On defense, sophomore Leonard Floyd was named to the 1st team and senior linebacker Jordan Jenkins was named to the 4th team.

Sophomore Isaiah McKenzie was named to the 2nd Team on Special Teams.

For comparison, there are seven from Alabama listed by Steele.

I’ll have more on Steele’s list later on, as I’m a little swamped this morning, but figure this is a good place to start a discussion.


Filed under Georgia Football, Phil Steele Makes My Eyes Water

The Zombie program

I don’t want to take too much luster off the announcement that UAB President Ray Watts has reversed his decision of six (!) months ago and decided to reinstate football at that school – I have no doubt that it means a lot to the players, coaches and supporters of the program – but it’s hard not to be cynical about it.

At a news conference, Watts said the biggest reason for the reversal is UAB now has “tangible” additional financial support it did not have before. UAB supporters have committed $17.2 million to cover the athletic department’s operating deficit and need to produce an additional $13 million for facilities, Watts said.

Watts laid out three conditions for the return of football: UAB can’t exceed the amount of institutional support it currently provides for athletics; public and private donors must meet “reasonable” timelines to convert their pledges into money, a timeframe Watts said he will make public at a later date; and UAB won’t borrow money to improve outdated athletic facilities. UAB is a rare Football Bowl Subdivision School that for years has not carried an annual debt service due to athletics.
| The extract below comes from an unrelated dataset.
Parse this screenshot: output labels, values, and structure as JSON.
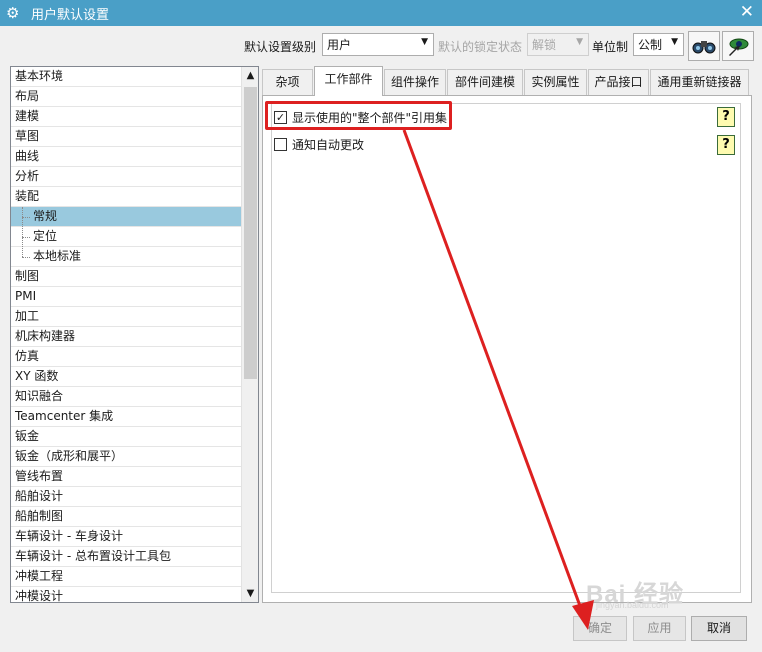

At times, Watts became annoyed by specific questions, such as why the university couldn’t have better analyzed football’s future on the front end before eliminating the sport. “I don’t want to pursue a lot of time looking back,” Watts said.
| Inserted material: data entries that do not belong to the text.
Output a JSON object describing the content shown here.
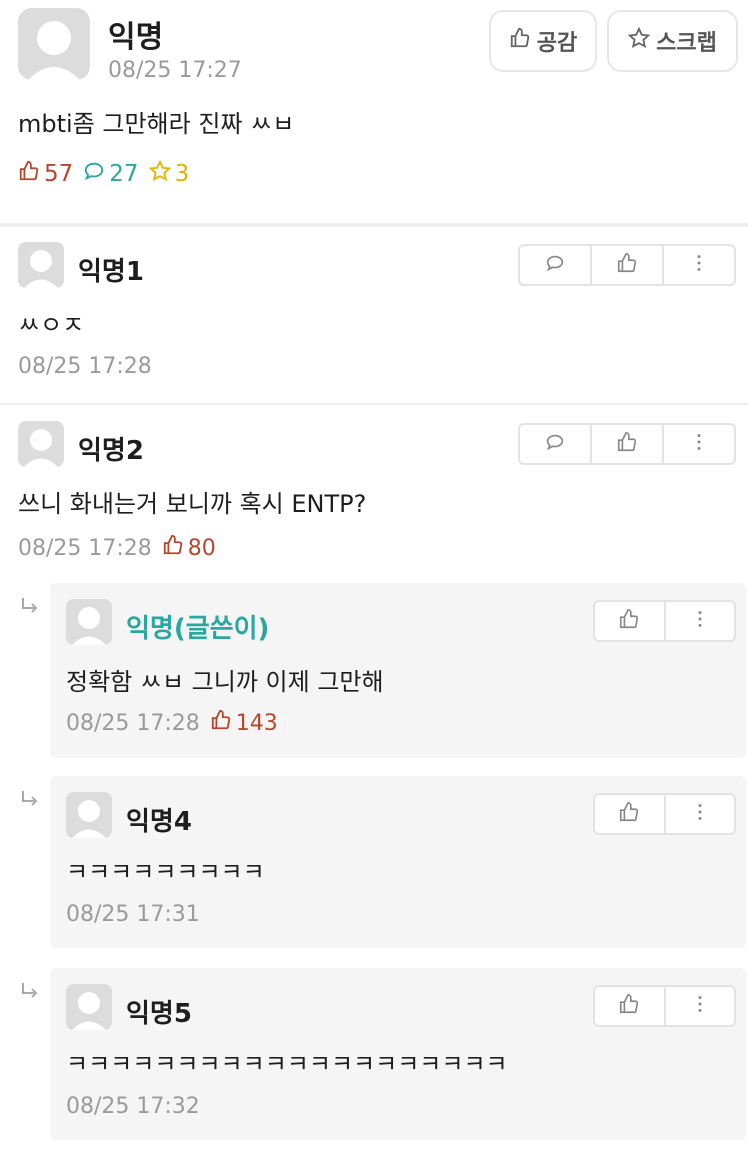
{
  "post": {
    "author": "익명",
    "time": "08/25 17:27",
    "body": "mbti좀 그만해라 진짜 ㅆㅂ",
    "buttons": {
      "like": "공감",
      "scrap": "스크랩"
    },
    "stats": {
      "likes": "57",
      "comments": "27",
      "scraps": "3"
    }
  },
  "comments": [
    {
      "author": "익명1",
      "body": "ㅆㅇㅈ",
      "time": "08/25 17:28",
      "likes": ""
    },
    {
      "author": "익명2",
      "body": "쓰니 화내는거 보니까 혹시 ENTP?",
      "time": "08/25 17:28",
      "likes": "80"
    }
  ],
  "replies": [
    {
      "author": "익명(글쓴이)",
      "body": "정확함 ㅆㅂ 그니까 이제 그만해",
      "time": "08/25 17:28",
      "likes": "143"
    },
    {
      "author": "익명4",
      "body": "ㅋㅋㅋㅋㅋㅋㅋㅋㅋ",
      "time": "08/25 17:31",
      "likes": ""
    },
    {
      "author": "익명5",
      "body": "ㅋㅋㅋㅋㅋㅋㅋㅋㅋㅋㅋㅋㅋㅋㅋㅋㅋㅋㅋㅋ",
      "time": "08/25 17:32",
      "likes": ""
    }
  ],
  "colors": {
    "like": "#b5472f",
    "comment": "#2aa7a0",
    "scrap": "#e0b500",
    "op": "#2aa7a0"
  },
  "icons": {
    "like": "thumbs-up-icon",
    "comment": "speech-bubble-icon",
    "scrap": "star-icon",
    "more": "more-vertical-icon",
    "reply": "reply-arrow-icon"
  }
}
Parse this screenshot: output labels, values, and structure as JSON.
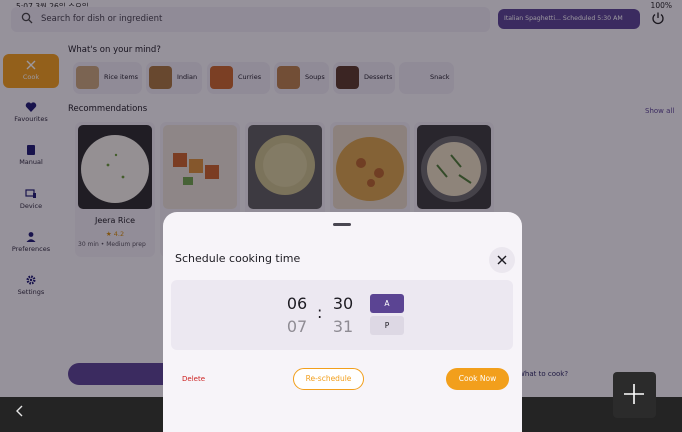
{
  "status_bar": {
    "time_date": "5:07  3월 26일 수요일",
    "right": "100%"
  },
  "search": {
    "placeholder": "Search for dish or ingredient"
  },
  "schedule_chip": {
    "label": "Italian Spaghetti... Scheduled 5:30 AM"
  },
  "sidebar": {
    "items": [
      {
        "label": "Cook",
        "icon": "cook-icon",
        "active": true
      },
      {
        "label": "Favourites",
        "icon": "heart-icon"
      },
      {
        "label": "Manual",
        "icon": "book-icon"
      },
      {
        "label": "Device",
        "icon": "device-icon"
      },
      {
        "label": "Preferences",
        "icon": "person-icon"
      },
      {
        "label": "Settings",
        "icon": "gear-icon"
      }
    ]
  },
  "whats_on_mind": {
    "title": "What's on your mind?",
    "categories": [
      {
        "label": "Rice items"
      },
      {
        "label": "Indian"
      },
      {
        "label": "Curries"
      },
      {
        "label": "Soups"
      },
      {
        "label": "Desserts"
      },
      {
        "label": "Snack"
      }
    ]
  },
  "recommendations": {
    "title": "Recommendations",
    "show_all": "Show all",
    "cards": [
      {
        "name": "Jeera Rice",
        "rating": "★ 4.2",
        "meta": "30 min • Medium prep"
      }
    ]
  },
  "footer": {
    "what_to_cook": "What to cook?"
  },
  "sheet": {
    "title": "Schedule cooking time",
    "hour_selected": "06",
    "hour_next": "07",
    "minute_selected": "30",
    "minute_next": "31",
    "separator": ":",
    "am": "A",
    "pm": "P",
    "delete": "Delete",
    "reschedule": "Re-schedule",
    "cook_now": "Cook Now"
  },
  "colors": {
    "accent": "#f29f1c",
    "primary": "#5b4493",
    "danger": "#cc1f1f"
  }
}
I bet you don’t.

There is so little of substance there, nothing that constitutes a firm commitment to anything, that I can’t help but cynically wonder if this is just Watts’ way of keeping the school in Conference USA for at least a little while longer.

For months, Conference USA played the long game with UAB’s future while the university couldn’t get a grip on what to do. C-USA commissioner Britton Banowsky elected not to rush UAB into a decision about reinstatement, thus avoiding giving the UAB administration an out to kill the reinstatement possibility sooner. C-USA was content to let the issue run its course.

“I hoped that the longer it played out, the better the chances would be for it to be reinstated,” Banowsky said. “I was trying to encourage everyone just to be patient and give them the space they needed to get the answers they needed.”

Watts confirmed UAB plans to remain an FBS program in C-USA. New UAB athletic director Mark Ingram said the goal is to play football again as soon as possible, which may be 2016. There will be NCAA issues to navigate through for UAB to regain its FBS status.

Banowsky described UAB’s immediate FBS status as “unchartered territory” because he doesn’t think there has ever been a program to take this route. A school can stay in FBS if it has 76 scholarships — 90 percent of the maximum 85 scholarships.

“My initial thought is I think they’ll be able to maintain FBS status, even though they don’t field a team in a given year,” Banowsky said. “The sooner they can get back to 76 (scholarships), I think the better off they’ll be under the NCAA’s eyes. I think UAB’s intention is to move it along as quickly as they can within practical reasons.”

Getting those sweet checks is about as practical a reason as I can think of.  Hey, maybe UAB’s new athletic director can schedule a few cupcake games while they’re putting the band back together.  How much of a guarantee can a FBS team without a roster get for a road game these days?


Filed under It's Not Easy Being A Mid-Major